TRY IT >>
Your copy should match the records below exactly, except for the pictures.

Element data from apps and pages >>
= = =
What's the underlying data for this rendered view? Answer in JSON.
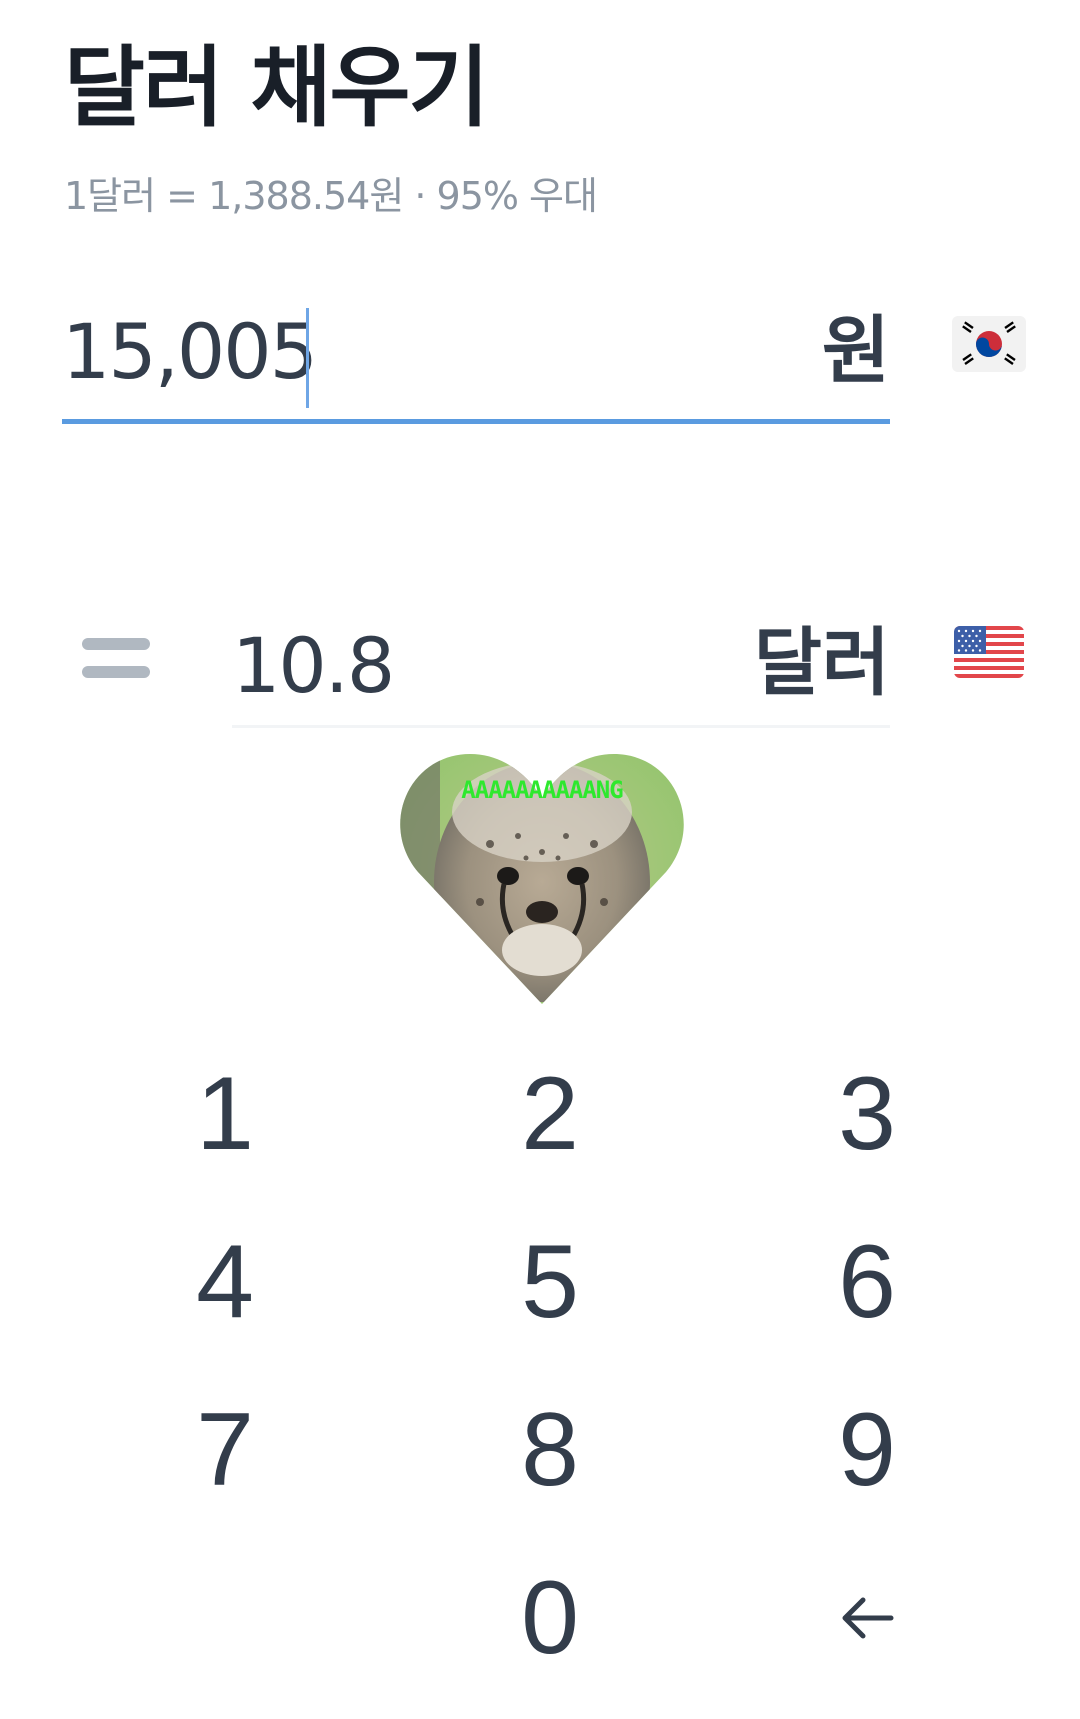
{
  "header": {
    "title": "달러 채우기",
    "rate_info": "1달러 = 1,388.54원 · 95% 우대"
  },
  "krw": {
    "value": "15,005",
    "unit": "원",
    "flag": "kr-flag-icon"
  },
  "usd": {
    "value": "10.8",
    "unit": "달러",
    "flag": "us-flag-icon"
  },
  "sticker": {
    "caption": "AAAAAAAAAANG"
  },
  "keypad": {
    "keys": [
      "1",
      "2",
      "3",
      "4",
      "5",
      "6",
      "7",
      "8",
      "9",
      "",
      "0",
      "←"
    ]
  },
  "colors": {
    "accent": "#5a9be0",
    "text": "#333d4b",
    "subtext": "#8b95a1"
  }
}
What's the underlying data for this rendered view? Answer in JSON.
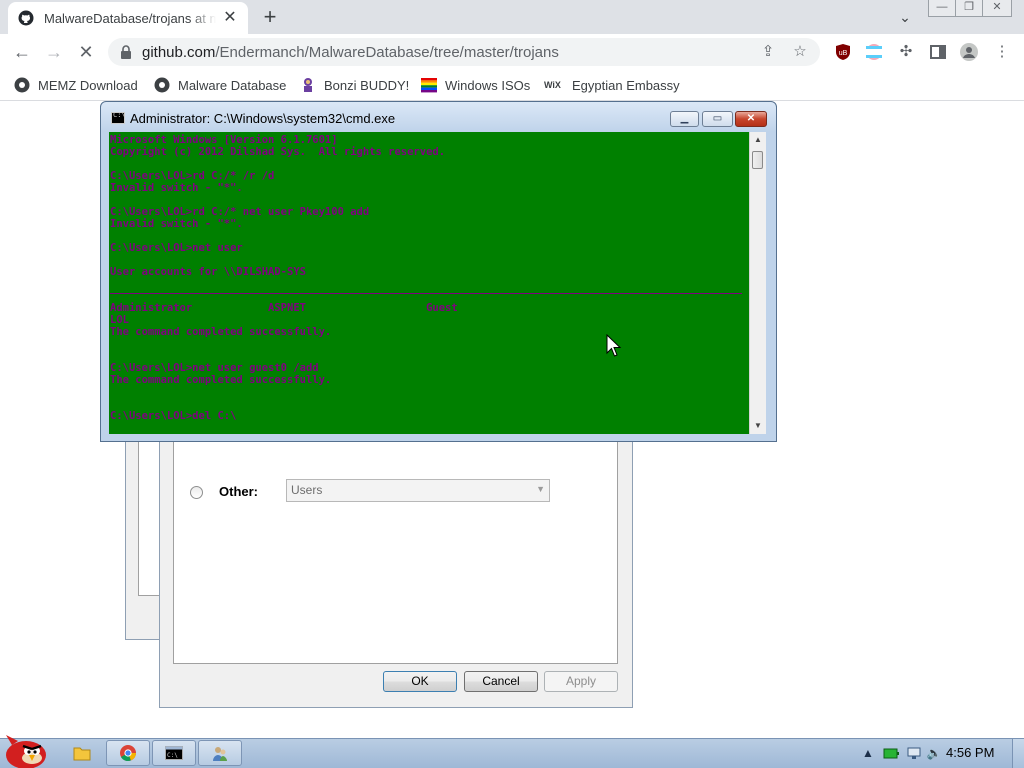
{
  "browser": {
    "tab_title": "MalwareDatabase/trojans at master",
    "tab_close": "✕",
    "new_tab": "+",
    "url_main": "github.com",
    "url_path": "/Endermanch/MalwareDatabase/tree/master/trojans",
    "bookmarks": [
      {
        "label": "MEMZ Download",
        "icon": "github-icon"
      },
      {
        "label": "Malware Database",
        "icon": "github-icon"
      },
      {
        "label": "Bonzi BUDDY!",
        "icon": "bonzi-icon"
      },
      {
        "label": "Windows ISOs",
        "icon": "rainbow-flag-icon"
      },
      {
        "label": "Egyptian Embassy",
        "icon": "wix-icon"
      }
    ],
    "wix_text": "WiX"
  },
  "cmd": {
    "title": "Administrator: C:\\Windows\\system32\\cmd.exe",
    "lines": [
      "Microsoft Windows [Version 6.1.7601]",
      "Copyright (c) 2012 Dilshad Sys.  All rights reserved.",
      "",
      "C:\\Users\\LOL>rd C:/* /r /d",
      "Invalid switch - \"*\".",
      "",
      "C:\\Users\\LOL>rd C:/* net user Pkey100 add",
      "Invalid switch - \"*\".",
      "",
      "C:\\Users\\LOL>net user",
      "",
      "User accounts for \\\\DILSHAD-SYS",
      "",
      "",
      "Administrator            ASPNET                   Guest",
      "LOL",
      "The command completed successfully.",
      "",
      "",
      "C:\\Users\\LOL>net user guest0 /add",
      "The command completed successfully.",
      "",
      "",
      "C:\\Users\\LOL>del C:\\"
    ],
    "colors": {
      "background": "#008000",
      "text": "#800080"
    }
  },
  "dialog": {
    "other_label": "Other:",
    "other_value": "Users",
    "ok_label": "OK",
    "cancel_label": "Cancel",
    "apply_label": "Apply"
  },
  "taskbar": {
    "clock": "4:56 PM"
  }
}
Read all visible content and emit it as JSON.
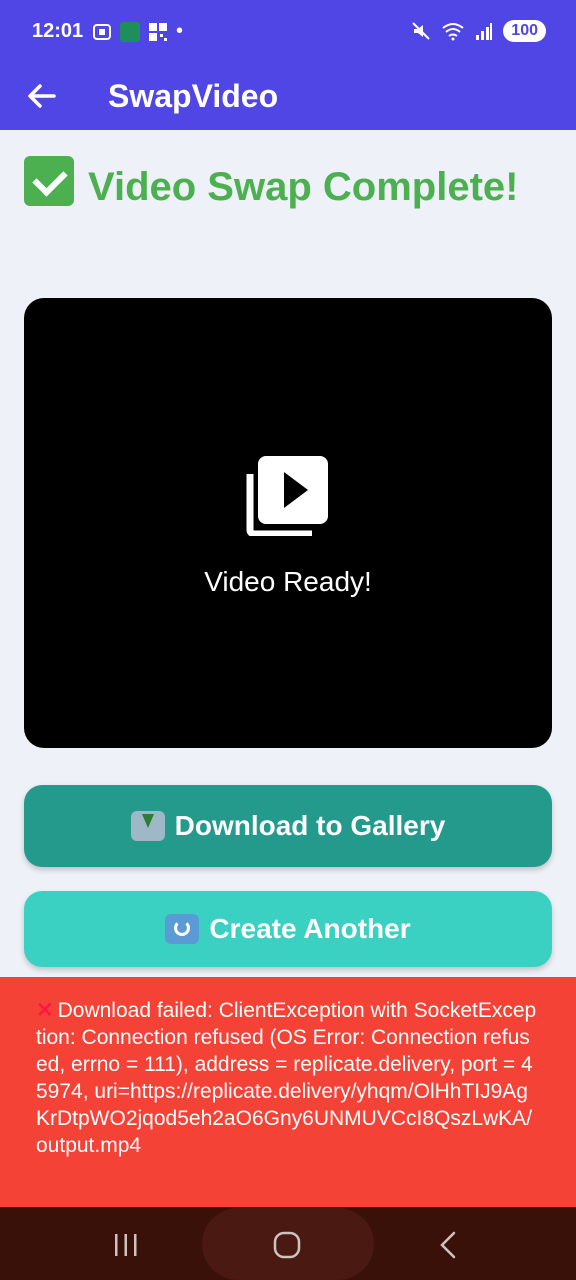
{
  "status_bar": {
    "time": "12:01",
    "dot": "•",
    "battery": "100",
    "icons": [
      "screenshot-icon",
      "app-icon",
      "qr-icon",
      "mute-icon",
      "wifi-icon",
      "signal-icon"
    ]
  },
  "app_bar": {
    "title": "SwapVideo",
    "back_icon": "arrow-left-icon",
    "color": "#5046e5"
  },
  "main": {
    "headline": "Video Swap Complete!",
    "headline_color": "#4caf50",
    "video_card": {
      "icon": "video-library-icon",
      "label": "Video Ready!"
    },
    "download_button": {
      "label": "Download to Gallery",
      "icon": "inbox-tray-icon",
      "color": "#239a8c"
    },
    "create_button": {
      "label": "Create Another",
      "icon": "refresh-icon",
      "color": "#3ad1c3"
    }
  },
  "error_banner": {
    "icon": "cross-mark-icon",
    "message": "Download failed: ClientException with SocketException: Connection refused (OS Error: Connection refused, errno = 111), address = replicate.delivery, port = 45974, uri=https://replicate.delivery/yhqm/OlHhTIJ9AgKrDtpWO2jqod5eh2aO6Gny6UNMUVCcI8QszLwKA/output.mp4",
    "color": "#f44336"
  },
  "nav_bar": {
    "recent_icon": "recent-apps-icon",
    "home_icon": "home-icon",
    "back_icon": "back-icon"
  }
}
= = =
ANSWER TO THIS PROBLEM >>
What's the underlying data for this rendered view? Answer in JSON.
{
  "header": {
    "title": "달러 채우기",
    "rate_info": "1달러 = 1,388.54원 · 95% 우대"
  },
  "krw": {
    "value": "15,005",
    "unit": "원",
    "flag": "kr-flag-icon"
  },
  "usd": {
    "value": "10.8",
    "unit": "달러",
    "flag": "us-flag-icon"
  },
  "sticker": {
    "caption": "AAAAAAAAAANG"
  },
  "keypad": {
    "keys": [
      "1",
      "2",
      "3",
      "4",
      "5",
      "6",
      "7",
      "8",
      "9",
      "",
      "0",
      "←"
    ]
  },
  "colors": {
    "accent": "#5a9be0",
    "text": "#333d4b",
    "subtext": "#8b95a1"
  }
}
What's the underlying data for this rendered view? Answer in JSON.
{
  "browser": {
    "tab_title": "MalwareDatabase/trojans at master",
    "tab_close": "✕",
    "new_tab": "+",
    "url_main": "github.com",
    "url_path": "/Endermanch/MalwareDatabase/tree/master/trojans",
    "bookmarks": [
      {
        "label": "MEMZ Download",
        "icon": "github-icon"
      },
      {
        "label": "Malware Database",
        "icon": "github-icon"
      },
      {
        "label": "Bonzi BUDDY!",
        "icon": "bonzi-icon"
      },
      {
        "label": "Windows ISOs",
        "icon": "rainbow-flag-icon"
      },
      {
        "label": "Egyptian Embassy",
        "icon": "wix-icon"
      }
    ],
    "wix_text": "WiX"
  },
  "cmd": {
    "title": "Administrator: C:\\Windows\\system32\\cmd.exe",
    "lines": [
      "Microsoft Windows [Version 6.1.7601]",
      "Copyright (c) 2012 Dilshad Sys.  All rights reserved.",
      "",
      "C:\\Users\\LOL>rd C:/* /r /d",
      "Invalid switch - \"*\".",
      "",
      "C:\\Users\\LOL>rd C:/* net user Pkey100 add",
      "Invalid switch - \"*\".",
      "",
      "C:\\Users\\LOL>net user",
      "",
      "User accounts for \\\\DILSHAD-SYS",
      "",
      "",
      "Administrator            ASPNET                   Guest",
      "LOL",
      "The command completed successfully.",
      "",
      "",
      "C:\\Users\\LOL>net user guest0 /add",
      "The command completed successfully.",
      "",
      "",
      "C:\\Users\\LOL>del C:\\"
    ],
    "colors": {
      "background": "#008000",
      "text": "#800080"
    }
  },
  "dialog": {
    "other_label": "Other:",
    "other_value": "Users",
    "ok_label": "OK",
    "cancel_label": "Cancel",
    "apply_label": "Apply"
  },
  "taskbar": {
    "clock": "4:56 PM"
  }
}
Read all visible content and emit it as JSON.
{
  "status_bar": {
    "time": "12:01",
    "dot": "•",
    "battery": "100",
    "icons": [
      "screenshot-icon",
      "app-icon",
      "qr-icon",
      "mute-icon",
      "wifi-icon",
      "signal-icon"
    ]
  },
  "app_bar": {
    "title": "SwapVideo",
    "back_icon": "arrow-left-icon",
    "color": "#5046e5"
  },
  "main": {
    "headline": "Video Swap Complete!",
    "headline_color": "#4caf50",
    "video_card": {
      "icon": "video-library-icon",
      "label": "Video Ready!"
    },
    "download_button": {
      "label": "Download to Gallery",
      "icon": "inbox-tray-icon",
      "color": "#239a8c"
    },
    "create_button": {
      "label": "Create Another",
      "icon": "refresh-icon",
      "color": "#3ad1c3"
    }
  },
  "error_banner": {
    "icon": "cross-mark-icon",
    "message": "Download failed: ClientException with SocketException: Connection refused (OS Error: Connection refused, errno = 111), address = replicate.delivery, port = 45974, uri=https://replicate.delivery/yhqm/OlHhTIJ9AgKrDtpWO2jqod5eh2aO6Gny6UNMUVCcI8QszLwKA/output.mp4",
    "color": "#f44336"
  },
  "nav_bar": {
    "recent_icon": "recent-apps-icon",
    "home_icon": "home-icon",
    "back_icon": "back-icon"
  }
}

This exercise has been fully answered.